Modern Times has generated interest from studios including Warner Bros, Fox and Paramount, and Ben has responded by releasing a behind-the-scenes clip documenting the making of the piece, which, despite revealing some CGI secrets, somehow manages to take nothing away from the impact of the actual film.

The End of the World as He Knows It

Friday, 1 April 2011

Just watched the brooding, almost wordless documentary directed by Sophie Fiennes, featuring one of my favourite artists, Anslem Kiefer.

The film premiered at Cannes last year, and examines the work of the 65-year-old German, famed for his apocalyptic and harrowing industrial landscape paintings and sculptures. Back in 2000, Kiefer started building 'La Ribaute', a series of elaborate installations, at a derelict factory near Barjac in the south of France.

The resulting work is sprawled over a 35-hectare site and is composed of massive underground tunnels, organic paintings, industrial sculptures, and crumbling stonework structures.

After a 25-minute introduction which pans through much of this work, Kiefer emerges in his studio and, aided by assistants, expertly manipulates lead, concrete, ash, soil, glass and even gold as he works on some amazing pieces of art.

The film features an unsettling atonal soundtrack by the composer Gy├Ârgy Ligeti and is not for the faint-hearted; it makes Koyaanisqatsi look like a Hollywood blockbuster.

In some ways Kiefer's methods are very much like those of Jackson Pollock. There is a sense that the 'action' of creating his work is an integral part of the expression, and much of his art is constructed on the ground.

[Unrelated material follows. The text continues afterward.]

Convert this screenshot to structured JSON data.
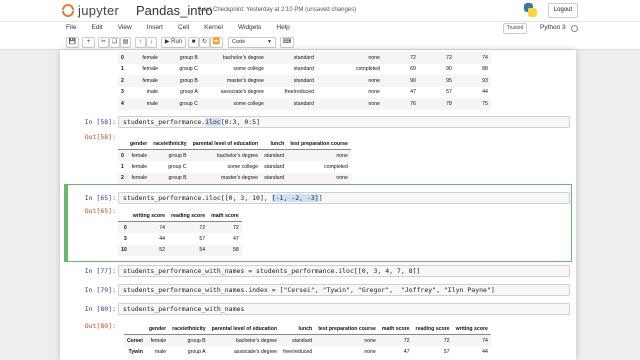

Later in the film Kiefer is interviewed, and talks about his belief that the sea, being the original womb of all organic life, drives many of our dreams and spiritual beliefs.

What emerges is a portrait of a giant of late-twentieth century art who still has something essential, original and unapologetically nihilistic to say about the human condition and where we are all going.

Here's the original Trailer:

Cannes Film Review - Peter Bradshaw in the Guardian
Anslem Kiefer wiki
Over Your Cities, Grass Will Grow
Anslem Kiefer Collection@Moma